The first building of the architectonic ensemble is Traian (Rudolf) Hotel, built in 1869 -1871 and renovated in 1969. Now, a new renovation of this architectural jewel with some unique ornamentation is very much needed, on the outside as well as on the inside.

The central part of the architectonic ensemble is the edifice of the Casino on the frontispiece of which you can read “SALUTI ET LAETITIAE” (Health and Joy).

The casino of the resort was built in the Austrian Baroque style, simply and pleasantly decorated, in the year 1864, two years after the planning of the Central Park. It has a beautiful terrace, covered with painted ceiling. In the past, the Casino had a dance floor, a restaurant on the ground floor, and the hall of the famous casino and a showroom was upstairs.

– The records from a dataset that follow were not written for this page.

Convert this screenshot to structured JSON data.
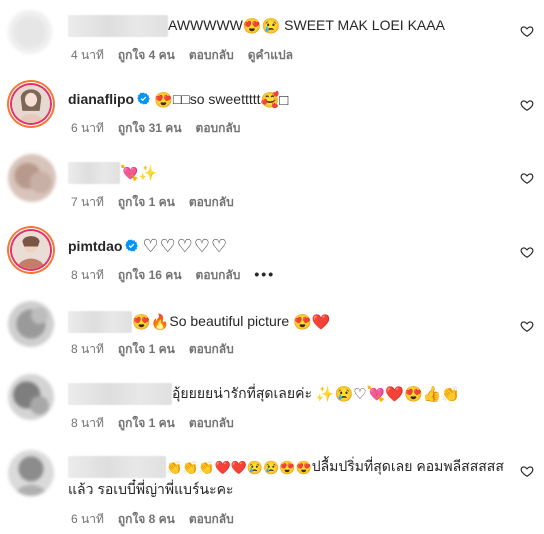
{
  "comments": [
    {
      "username": "",
      "text": "AWWWWW",
      "emoji": "😍😢",
      "text2": " SWEET MAK LOEI KAAA",
      "time": "4 นาที",
      "likes": "ถูกใจ 4 คน",
      "reply": "ตอบกลับ",
      "translate": "ดูคำแปล"
    },
    {
      "username": "dianaflipo",
      "emoji": "😍",
      "text": "□□so sweettttt",
      "emoji2": "🥰□",
      "time": "6 นาที",
      "likes": "ถูกใจ 31 คน",
      "reply": "ตอบกลับ"
    },
    {
      "username": "",
      "emoji": "💘✨",
      "time": "7 นาที",
      "likes": "ถูกใจ 1 คน",
      "reply": "ตอบกลับ"
    },
    {
      "username": "pimtdao",
      "emoji": "♡♡♡♡♡",
      "time": "8 นาที",
      "likes": "ถูกใจ 16 คน",
      "reply": "ตอบกลับ",
      "more": "•••"
    },
    {
      "username": "",
      "emoji": "😍🔥",
      "text": "So beautiful picture ",
      "emoji2": "😍❤️",
      "time": "8 นาที",
      "likes": "ถูกใจ 1 คน",
      "reply": "ตอบกลับ"
    },
    {
      "username": "",
      "text": "อุ้ยยยยน่ารักที่สุดเลยค่ะ ",
      "emoji": "✨😢♡💘❤️😍👍👏",
      "time": "8 นาที",
      "likes": "ถูกใจ 1 คน",
      "reply": "ตอบกลับ"
    },
    {
      "username": "",
      "emoji": "👏👏👏❤️❤️😢😢😍😍",
      "text": "ปลื้มปริ่มที่สุดเลย คอมพลีสสสสสแล้ว รอเบบี๋พี่ญ่าพี่แบร์นะคะ",
      "time": "6 นาที",
      "likes": "ถูกใจ 8 คน",
      "reply": "ตอบกลับ"
    }
  ],
  "colors": {
    "meta": "#737373",
    "verified": "#0095f6",
    "text": "#262626"
  },
  "icons": [
    "heart-outline-icon",
    "verified-badge-icon",
    "more-dots-icon"
  ]
}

Today, the “Nicolae Cena” History Museum of the resort functions in the Casino.

The last building of the Architectonic ensemble is the Decebal (Franz Joseph) Hotel, built in 1860, as it is written on the frontispiece. It was originally called Franz Joseph, having an exterior and interior architecture commensurate with the talent of the Viennese architect Wilhelm von Doderer.

15 years later, in 1875, this famous architect will build Elisabeth’s Villa, another special edifice in the Architectonic ensemble of the resort. While Elisabeth’s Villa is in full renovation, the Decebal (Franz Joseph) Hotel is looking for investors.         

As you pass through the Decebal (Franz Joseph) Hotel you reach the last objective of the touristic circuit, the Stone Bridge.

The Stone Bridge with covered passage was built in a curve in 1864, being one of the remarkable technical achievements of the resort in the nineteenth century. The lithographs of the epoch show that there also existed the variant of a wooden bridge built in angular shape ever since 1770. The floods and the wars with the Turks caused the destruction of the wooden bridge. That is why, in the year of completion of the Architectonic ensemble of the resort (1864), the Stone Bridge was built, making the connection between the Franz Joseph Hotel and the Apollo, Hebe and Diana Baths in Hercules Square, in the form in which it can be seen today.        

However, it is necessary to turn the passage across the Stone Bridge again into a history gallery of the resort, illuminated at night, so that passers-by could admire a part of the 23 votive boards discovered on the territory of the resort.           

Until the passage is renovated, try to stroll on the “Fireflies ‘Alley” of the Stone Bridge, named after the wonderful insects visible on warm and quiet summer evenings, true flying lights throughout the Cerna Valley.

Leave a Reply